_THE INPUT:_
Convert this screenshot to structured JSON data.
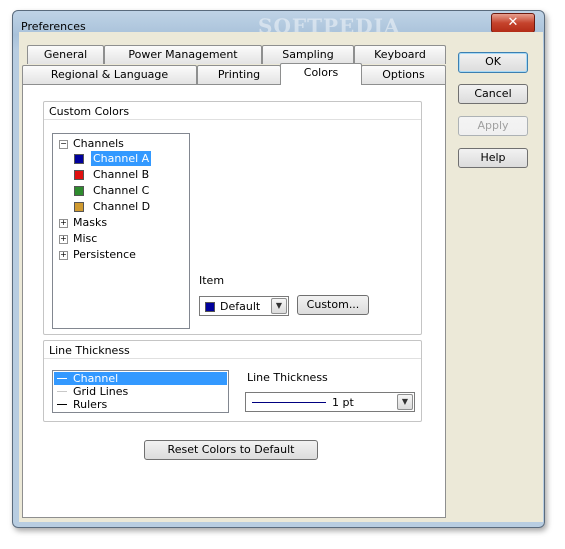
{
  "window": {
    "title": "Preferences",
    "watermark": "SOFTPEDIA",
    "close_glyph": "✕"
  },
  "tabs_row1": [
    "General",
    "Power Management",
    "Sampling",
    "Keyboard"
  ],
  "tabs_row2": [
    "Regional & Language",
    "Printing",
    "Colors",
    "Options"
  ],
  "active_tab": "Colors",
  "side_buttons": {
    "ok": "OK",
    "cancel": "Cancel",
    "apply": "Apply",
    "help": "Help"
  },
  "custom_colors": {
    "title": "Custom Colors",
    "tree": {
      "channels": "Channels",
      "channel_items": [
        {
          "label": "Channel A",
          "color": "#00009c"
        },
        {
          "label": "Channel B",
          "color": "#e01010"
        },
        {
          "label": "Channel C",
          "color": "#2e8b2e"
        },
        {
          "label": "Channel D",
          "color": "#d09a30"
        }
      ],
      "masks": "Masks",
      "misc": "Misc",
      "persistence": "Persistence"
    },
    "item_label": "Item",
    "item_value": "Default",
    "item_color": "#00009c",
    "custom_button": "Custom..."
  },
  "line_thickness": {
    "title": "Line Thickness",
    "list": [
      "Channel",
      "Grid Lines",
      "Rulers"
    ],
    "label": "Line Thickness",
    "value": "1 pt"
  },
  "reset_button": "Reset Colors to Default",
  "colors": {
    "selection": "#3399ff",
    "title_close": "#c5432c"
  }
}
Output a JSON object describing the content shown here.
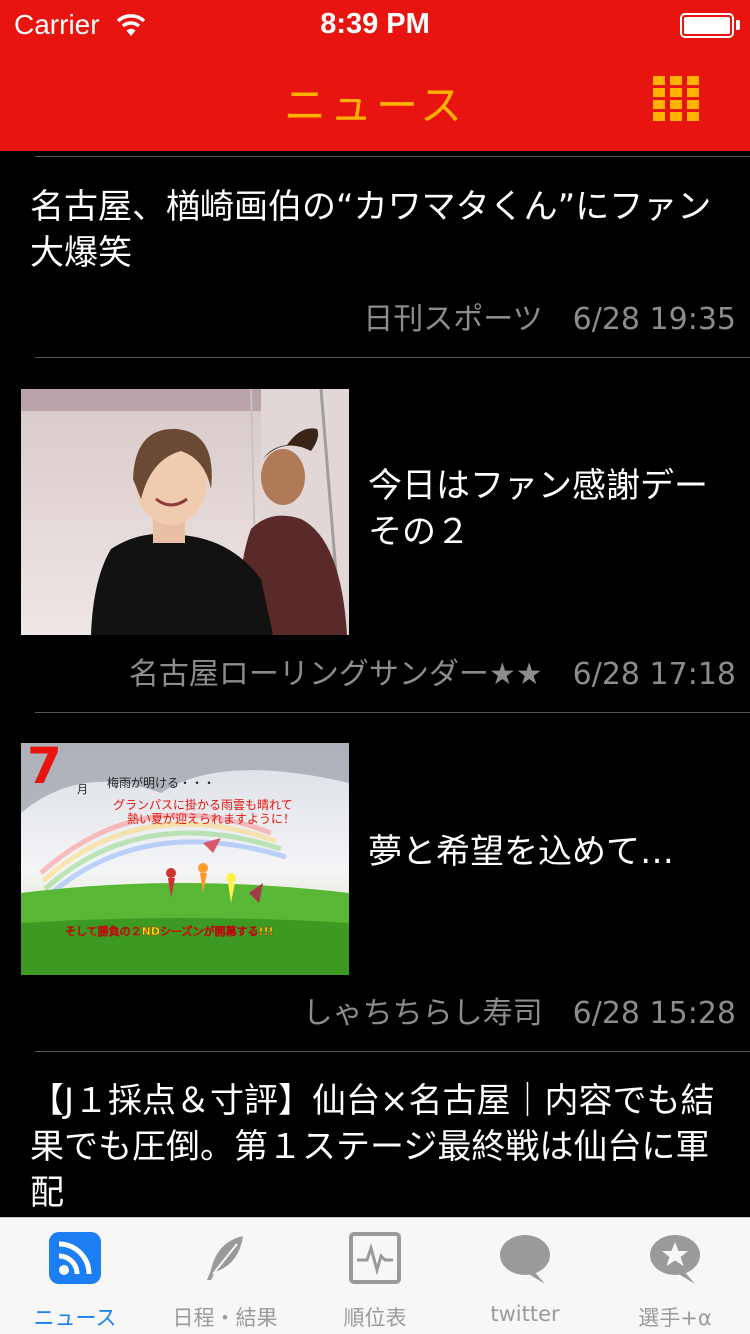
{
  "status_bar": {
    "carrier": "Carrier",
    "time": "8:39 PM"
  },
  "nav": {
    "title": "ニュース",
    "menu_icon": "grid-icon"
  },
  "colors": {
    "header": "#e8140f",
    "accent": "#ffb300",
    "tab_active": "#1b7ef3",
    "tab_inactive": "#9a9a9a"
  },
  "articles": [
    {
      "title": "名古屋、楢崎画伯の“カワマタくん”にファン大爆笑",
      "source": "日刊スポーツ",
      "time": "6/28 19:35"
    },
    {
      "title": "今日はファン感謝デーその２",
      "source": "名古屋ローリングサンダー★★",
      "time": "6/28 17:18"
    },
    {
      "title": "夢と希望を込めて…",
      "source": "しゃちちらし寿司",
      "time": "6/28 15:28",
      "image_text": {
        "month": "7",
        "month_suffix": "月",
        "line1": "梅雨が明ける・・・",
        "line2": "グランパスに掛かる雨雲も晴れて",
        "line3": "熱い夏が迎えられますように！",
        "line4": "そして勝負の２NDシーズンが開幕する!!!"
      }
    },
    {
      "title": "【J１採点＆寸評】仙台×名古屋｜内容でも結果でも圧倒。第１ステージ最終戦は仙台に軍配"
    }
  ],
  "tabs": [
    {
      "label": "ニュース",
      "icon": "rss-icon",
      "active": true
    },
    {
      "label": "日程・結果",
      "icon": "feather-icon",
      "active": false
    },
    {
      "label": "順位表",
      "icon": "chart-icon",
      "active": false
    },
    {
      "label": "twitter",
      "icon": "speech-bubble-icon",
      "active": false
    },
    {
      "label": "選手+α",
      "icon": "star-bubble-icon",
      "active": false
    }
  ]
}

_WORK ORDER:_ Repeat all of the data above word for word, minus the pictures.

_TASK SOLUTION:_
Convert this screenshot to structured JSON data.
{
  "window": {
    "title": "Preferences",
    "watermark": "SOFTPEDIA",
    "close_glyph": "✕"
  },
  "tabs_row1": [
    "General",
    "Power Management",
    "Sampling",
    "Keyboard"
  ],
  "tabs_row2": [
    "Regional & Language",
    "Printing",
    "Colors",
    "Options"
  ],
  "active_tab": "Colors",
  "side_buttons": {
    "ok": "OK",
    "cancel": "Cancel",
    "apply": "Apply",
    "help": "Help"
  },
  "custom_colors": {
    "title": "Custom Colors",
    "tree": {
      "channels": "Channels",
      "channel_items": [
        {
          "label": "Channel A",
          "color": "#00009c"
        },
        {
          "label": "Channel B",
          "color": "#e01010"
        },
        {
          "label": "Channel C",
          "color": "#2e8b2e"
        },
        {
          "label": "Channel D",
          "color": "#d09a30"
        }
      ],
      "masks": "Masks",
      "misc": "Misc",
      "persistence": "Persistence"
    },
    "item_label": "Item",
    "item_value": "Default",
    "item_color": "#00009c",
    "custom_button": "Custom..."
  },
  "line_thickness": {
    "title": "Line Thickness",
    "list": [
      "Channel",
      "Grid Lines",
      "Rulers"
    ],
    "label": "Line Thickness",
    "value": "1 pt"
  },
  "reset_button": "Reset Colors to Default",
  "colors": {
    "selection": "#3399ff",
    "title_close": "#c5432c"
  }
}
Output a JSON object describing the content shown here.
{
  "status_bar": {
    "carrier": "Carrier",
    "time": "8:39 PM"
  },
  "nav": {
    "title": "ニュース",
    "menu_icon": "grid-icon"
  },
  "colors": {
    "header": "#e8140f",
    "accent": "#ffb300",
    "tab_active": "#1b7ef3",
    "tab_inactive": "#9a9a9a"
  },
  "articles": [
    {
      "title": "名古屋、楢崎画伯の“カワマタくん”にファン大爆笑",
      "source": "日刊スポーツ",
      "time": "6/28 19:35"
    },
    {
      "title": "今日はファン感謝デーその２",
      "source": "名古屋ローリングサンダー★★",
      "time": "6/28 17:18"
    },
    {
      "title": "夢と希望を込めて…",
      "source": "しゃちちらし寿司",
      "time": "6/28 15:28",
      "image_text": {
        "month": "7",
        "month_suffix": "月",
        "line1": "梅雨が明ける・・・",
        "line2": "グランパスに掛かる雨雲も晴れて",
        "line3": "熱い夏が迎えられますように！",
        "line4": "そして勝負の２NDシーズンが開幕する!!!"
      }
    },
    {
      "title": "【J１採点＆寸評】仙台×名古屋｜内容でも結果でも圧倒。第１ステージ最終戦は仙台に軍配"
    }
  ],
  "tabs": [
    {
      "label": "ニュース",
      "icon": "rss-icon",
      "active": true
    },
    {
      "label": "日程・結果",
      "icon": "feather-icon",
      "active": false
    },
    {
      "label": "順位表",
      "icon": "chart-icon",
      "active": false
    },
    {
      "label": "twitter",
      "icon": "speech-bubble-icon",
      "active": false
    },
    {
      "label": "選手+α",
      "icon": "star-bubble-icon",
      "active": false
    }
  ]
}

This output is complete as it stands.